BOCA hosted four resident artists. The Portuguese artist duo Musa paradisiaca created a stage in public space, Casa-animal (2017), to platform projects selected through open call. In Lisbon’s resplendent Rococo opera house, accompanied by Marie-Pierre Brébant on bandura, dancer/choreographer François Chaignaud incanted and writhed his way through an archaic twelfth-century choral work by Hildegard von Bingen. Sporting matching gymwear and female drag, the pair’s queer séance sought the ethereal divine.
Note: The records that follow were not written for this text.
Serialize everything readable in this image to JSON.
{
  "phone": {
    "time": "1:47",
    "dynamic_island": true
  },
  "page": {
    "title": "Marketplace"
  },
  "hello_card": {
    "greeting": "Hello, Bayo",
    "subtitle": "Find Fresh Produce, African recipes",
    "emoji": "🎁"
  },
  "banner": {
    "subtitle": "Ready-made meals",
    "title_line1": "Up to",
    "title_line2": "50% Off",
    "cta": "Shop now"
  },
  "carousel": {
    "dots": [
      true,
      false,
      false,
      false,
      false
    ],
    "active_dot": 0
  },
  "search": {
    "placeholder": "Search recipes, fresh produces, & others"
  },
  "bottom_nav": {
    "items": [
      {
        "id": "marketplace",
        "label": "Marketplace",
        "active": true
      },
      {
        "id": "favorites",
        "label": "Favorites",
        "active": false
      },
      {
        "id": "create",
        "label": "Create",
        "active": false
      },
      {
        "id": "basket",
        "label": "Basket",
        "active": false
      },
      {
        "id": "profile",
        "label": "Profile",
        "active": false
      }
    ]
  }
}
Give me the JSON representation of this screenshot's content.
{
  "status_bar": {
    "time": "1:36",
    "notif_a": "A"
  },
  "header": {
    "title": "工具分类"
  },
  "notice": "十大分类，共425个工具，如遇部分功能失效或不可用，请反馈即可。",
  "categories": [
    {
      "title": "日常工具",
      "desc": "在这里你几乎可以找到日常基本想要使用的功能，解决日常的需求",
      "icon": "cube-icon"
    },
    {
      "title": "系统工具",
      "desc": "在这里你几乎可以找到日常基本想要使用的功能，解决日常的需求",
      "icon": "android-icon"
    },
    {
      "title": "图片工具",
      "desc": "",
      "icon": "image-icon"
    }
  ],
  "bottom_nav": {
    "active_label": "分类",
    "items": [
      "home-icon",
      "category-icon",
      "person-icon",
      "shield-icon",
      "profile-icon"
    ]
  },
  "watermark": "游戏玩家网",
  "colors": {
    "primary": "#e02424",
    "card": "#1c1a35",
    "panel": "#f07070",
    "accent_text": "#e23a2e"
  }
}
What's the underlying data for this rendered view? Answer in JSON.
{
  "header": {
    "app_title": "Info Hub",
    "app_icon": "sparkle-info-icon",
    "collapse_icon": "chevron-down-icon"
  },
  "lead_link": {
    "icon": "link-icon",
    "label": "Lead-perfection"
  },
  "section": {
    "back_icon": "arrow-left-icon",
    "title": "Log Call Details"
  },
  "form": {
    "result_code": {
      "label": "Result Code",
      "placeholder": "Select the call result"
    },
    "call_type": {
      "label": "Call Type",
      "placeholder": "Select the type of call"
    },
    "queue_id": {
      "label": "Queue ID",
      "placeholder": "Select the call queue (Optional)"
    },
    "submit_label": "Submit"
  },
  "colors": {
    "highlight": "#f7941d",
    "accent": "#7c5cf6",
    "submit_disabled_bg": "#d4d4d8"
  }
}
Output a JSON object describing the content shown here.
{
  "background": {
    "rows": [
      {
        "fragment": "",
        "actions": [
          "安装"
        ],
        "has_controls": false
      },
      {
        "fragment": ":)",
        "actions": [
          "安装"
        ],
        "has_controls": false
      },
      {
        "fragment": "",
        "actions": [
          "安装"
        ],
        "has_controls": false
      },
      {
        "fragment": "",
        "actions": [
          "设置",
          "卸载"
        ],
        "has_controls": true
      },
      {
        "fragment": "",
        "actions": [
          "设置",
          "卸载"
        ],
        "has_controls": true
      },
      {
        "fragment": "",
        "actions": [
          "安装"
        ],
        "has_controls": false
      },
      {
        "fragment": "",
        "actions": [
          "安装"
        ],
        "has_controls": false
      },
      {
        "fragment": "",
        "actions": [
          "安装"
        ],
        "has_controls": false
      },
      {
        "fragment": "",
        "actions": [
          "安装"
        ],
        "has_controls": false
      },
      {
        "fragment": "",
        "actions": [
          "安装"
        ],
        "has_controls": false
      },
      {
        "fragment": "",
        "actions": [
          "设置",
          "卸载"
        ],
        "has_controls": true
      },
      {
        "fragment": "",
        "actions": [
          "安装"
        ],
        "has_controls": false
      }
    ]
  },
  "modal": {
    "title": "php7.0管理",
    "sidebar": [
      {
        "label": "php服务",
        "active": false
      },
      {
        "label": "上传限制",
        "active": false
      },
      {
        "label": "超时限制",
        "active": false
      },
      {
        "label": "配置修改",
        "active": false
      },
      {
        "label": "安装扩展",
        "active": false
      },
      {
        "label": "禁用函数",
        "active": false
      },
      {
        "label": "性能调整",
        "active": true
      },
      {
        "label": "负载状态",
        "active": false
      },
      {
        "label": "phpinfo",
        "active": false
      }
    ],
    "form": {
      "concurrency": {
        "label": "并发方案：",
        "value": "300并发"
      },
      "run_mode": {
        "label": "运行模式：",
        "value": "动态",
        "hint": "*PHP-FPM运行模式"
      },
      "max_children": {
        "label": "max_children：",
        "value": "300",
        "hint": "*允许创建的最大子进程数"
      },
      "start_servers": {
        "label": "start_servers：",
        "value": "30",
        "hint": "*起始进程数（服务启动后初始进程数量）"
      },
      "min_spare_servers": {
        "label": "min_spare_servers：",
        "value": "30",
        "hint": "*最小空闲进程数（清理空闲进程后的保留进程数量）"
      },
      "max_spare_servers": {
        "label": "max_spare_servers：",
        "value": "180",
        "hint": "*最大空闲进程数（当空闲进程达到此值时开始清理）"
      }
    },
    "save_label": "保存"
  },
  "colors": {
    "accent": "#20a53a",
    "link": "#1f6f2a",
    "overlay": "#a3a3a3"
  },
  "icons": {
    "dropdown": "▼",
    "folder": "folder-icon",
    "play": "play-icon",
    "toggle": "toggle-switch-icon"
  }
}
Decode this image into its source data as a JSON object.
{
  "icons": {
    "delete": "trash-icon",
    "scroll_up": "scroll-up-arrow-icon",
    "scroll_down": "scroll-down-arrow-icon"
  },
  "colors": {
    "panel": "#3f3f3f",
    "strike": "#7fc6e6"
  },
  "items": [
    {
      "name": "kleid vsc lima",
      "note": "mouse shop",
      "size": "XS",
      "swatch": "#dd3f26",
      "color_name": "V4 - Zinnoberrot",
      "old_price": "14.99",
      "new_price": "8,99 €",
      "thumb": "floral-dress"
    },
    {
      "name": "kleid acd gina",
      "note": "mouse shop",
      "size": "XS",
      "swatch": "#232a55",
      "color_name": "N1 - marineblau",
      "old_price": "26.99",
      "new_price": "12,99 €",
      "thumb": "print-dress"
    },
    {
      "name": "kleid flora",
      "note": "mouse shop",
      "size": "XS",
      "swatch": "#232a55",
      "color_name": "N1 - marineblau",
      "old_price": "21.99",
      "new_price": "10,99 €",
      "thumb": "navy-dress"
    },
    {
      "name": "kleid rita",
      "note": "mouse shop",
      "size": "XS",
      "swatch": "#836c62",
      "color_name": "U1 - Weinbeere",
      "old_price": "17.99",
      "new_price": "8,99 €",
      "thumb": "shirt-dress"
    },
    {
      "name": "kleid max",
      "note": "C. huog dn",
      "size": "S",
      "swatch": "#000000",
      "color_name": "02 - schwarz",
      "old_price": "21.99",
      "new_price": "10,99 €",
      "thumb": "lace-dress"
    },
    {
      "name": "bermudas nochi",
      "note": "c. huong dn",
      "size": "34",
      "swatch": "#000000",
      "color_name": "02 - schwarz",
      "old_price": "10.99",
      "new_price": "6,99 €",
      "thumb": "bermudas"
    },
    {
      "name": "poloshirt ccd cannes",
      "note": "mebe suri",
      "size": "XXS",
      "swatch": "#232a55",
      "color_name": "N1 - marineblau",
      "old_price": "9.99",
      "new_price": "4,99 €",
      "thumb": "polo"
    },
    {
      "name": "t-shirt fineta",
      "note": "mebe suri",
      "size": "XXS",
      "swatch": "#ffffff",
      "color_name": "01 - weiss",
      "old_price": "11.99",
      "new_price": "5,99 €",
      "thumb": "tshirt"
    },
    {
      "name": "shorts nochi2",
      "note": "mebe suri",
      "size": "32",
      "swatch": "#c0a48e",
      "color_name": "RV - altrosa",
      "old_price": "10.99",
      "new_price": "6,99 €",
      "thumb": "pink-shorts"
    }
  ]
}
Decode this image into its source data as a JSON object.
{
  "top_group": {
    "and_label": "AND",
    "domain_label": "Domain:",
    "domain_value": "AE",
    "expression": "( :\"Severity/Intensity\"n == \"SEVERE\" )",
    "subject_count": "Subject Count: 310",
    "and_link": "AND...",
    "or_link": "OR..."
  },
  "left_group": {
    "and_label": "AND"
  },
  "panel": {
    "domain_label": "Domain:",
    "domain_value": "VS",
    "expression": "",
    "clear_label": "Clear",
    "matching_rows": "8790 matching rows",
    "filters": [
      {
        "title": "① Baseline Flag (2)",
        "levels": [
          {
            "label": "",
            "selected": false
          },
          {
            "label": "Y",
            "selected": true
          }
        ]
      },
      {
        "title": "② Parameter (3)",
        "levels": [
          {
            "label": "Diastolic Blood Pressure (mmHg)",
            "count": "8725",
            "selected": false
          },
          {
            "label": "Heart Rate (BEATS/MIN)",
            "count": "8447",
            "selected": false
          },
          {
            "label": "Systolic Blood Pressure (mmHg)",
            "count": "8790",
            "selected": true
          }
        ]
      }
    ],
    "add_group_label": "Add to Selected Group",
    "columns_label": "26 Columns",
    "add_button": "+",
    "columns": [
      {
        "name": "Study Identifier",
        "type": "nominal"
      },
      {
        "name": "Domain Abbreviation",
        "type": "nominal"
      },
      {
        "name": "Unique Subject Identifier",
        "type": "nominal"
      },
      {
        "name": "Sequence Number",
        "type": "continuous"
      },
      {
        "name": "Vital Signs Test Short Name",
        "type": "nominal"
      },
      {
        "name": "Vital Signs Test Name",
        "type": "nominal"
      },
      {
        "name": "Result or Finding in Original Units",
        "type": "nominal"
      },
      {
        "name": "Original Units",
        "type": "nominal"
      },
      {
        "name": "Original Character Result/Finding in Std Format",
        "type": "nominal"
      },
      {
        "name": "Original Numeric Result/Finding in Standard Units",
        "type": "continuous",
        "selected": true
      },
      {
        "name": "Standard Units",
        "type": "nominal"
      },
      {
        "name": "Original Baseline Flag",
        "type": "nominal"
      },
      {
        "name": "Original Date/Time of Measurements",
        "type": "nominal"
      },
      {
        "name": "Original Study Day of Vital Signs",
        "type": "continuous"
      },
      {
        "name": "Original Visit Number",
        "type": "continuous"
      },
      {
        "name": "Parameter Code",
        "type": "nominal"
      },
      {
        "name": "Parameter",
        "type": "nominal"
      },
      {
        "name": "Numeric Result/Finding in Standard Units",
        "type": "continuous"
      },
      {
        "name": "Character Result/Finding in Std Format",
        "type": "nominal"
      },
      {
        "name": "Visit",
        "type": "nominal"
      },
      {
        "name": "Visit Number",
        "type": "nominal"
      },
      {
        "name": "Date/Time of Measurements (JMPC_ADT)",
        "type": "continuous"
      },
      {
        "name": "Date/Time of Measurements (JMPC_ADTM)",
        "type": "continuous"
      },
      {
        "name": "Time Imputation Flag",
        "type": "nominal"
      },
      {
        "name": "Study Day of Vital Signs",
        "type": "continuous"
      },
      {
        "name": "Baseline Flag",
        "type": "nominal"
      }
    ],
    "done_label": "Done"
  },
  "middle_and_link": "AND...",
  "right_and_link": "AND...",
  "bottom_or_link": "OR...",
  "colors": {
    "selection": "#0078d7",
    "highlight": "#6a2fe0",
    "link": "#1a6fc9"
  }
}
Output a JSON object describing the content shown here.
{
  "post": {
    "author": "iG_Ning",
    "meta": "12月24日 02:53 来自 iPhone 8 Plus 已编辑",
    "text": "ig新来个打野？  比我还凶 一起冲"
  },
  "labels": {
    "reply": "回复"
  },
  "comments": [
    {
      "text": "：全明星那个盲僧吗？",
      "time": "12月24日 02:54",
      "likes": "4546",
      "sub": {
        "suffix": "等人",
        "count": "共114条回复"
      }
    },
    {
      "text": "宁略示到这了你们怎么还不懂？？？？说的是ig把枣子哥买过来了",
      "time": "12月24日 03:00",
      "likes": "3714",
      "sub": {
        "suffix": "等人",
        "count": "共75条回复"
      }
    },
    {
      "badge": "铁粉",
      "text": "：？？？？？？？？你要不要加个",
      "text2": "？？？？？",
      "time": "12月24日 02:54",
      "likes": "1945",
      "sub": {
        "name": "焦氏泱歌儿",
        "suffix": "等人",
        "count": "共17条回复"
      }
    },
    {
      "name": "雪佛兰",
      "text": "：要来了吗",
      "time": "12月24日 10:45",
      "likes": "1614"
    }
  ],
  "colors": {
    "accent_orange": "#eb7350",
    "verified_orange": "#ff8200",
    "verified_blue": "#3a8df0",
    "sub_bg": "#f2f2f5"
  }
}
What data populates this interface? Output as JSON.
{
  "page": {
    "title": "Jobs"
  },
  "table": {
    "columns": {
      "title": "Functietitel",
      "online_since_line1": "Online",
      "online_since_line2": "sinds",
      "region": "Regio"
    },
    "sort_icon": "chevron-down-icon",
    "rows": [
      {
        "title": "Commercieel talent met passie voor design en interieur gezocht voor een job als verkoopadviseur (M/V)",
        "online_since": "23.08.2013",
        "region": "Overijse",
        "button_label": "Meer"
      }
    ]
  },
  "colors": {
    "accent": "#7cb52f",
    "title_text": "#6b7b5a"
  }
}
Still to be performed at time of writing was BOCA’s commission of Tania Bruguera’s first piece for theatre – an abstraction of Samuel Beckett’s Endgame (1957) – and the biennial similarly invited filmmaker Salomé Lamas to direct her first piece for the stage. Combining techniques of documentary with a theatrical monologue, Lamas’s heavily footnoted dramatisation of Middle Eastern conflict, Fatamorgana (2017), felt like it had challenged director and audience both, illustrating the complexities innate to inviting artists to transfer their practice to a different craft.
Contrarily, offering a third space between the heavily guarded hagiographies of dance and visual art allowed choreographers to shine. The deceptively casual Muse (2017) saw Florentina Holzinger collaborate with her former tutor Renée Copraij. Both women clad in swimsuits, Holzinger popped her muscular body with militarised sexuality to blaring EDM, before Copraij led her through yoga poses and then recited Martha Graham’s philosophy of makeup. Retiring to eat lobster on a table at the stage’s rear, the pair louchely switched to an ‘artist’s talk’, awkwardly taking in ageing, sexuality and the nature of the muse – referencing the significantly older Copraij’s 20-plus years of performing for choreographer Jan Fabre – before segueing into a finale inspired by Madonna and Britney Spears’s infamous kiss at the 2003 VMAs. As fog filled the stage to a screwed version of the former’s song Hollywood (2003), Holzinger slipped from her one-piece into a hoodie, Copraij donned a strap-on dildo. The muse then penetrated her student and, prosthetic fully inserted throughout, delicately danced across the stage in an acrobatic pas de deux. “It needs work,” Holzinger concluded. And yet, wry and surprisingly beautiful, the evening’s many layers resonated, while speaking to the biennial as a whole. While they’ve long been fuck-buddies and mutual muses, the visual and performing arts’ ‘complicated’ relationship may be showing signs of more conscious coupling. BOCA is evidently eager to play their matchmaker.
First published in the May 2017 issue of ArtReview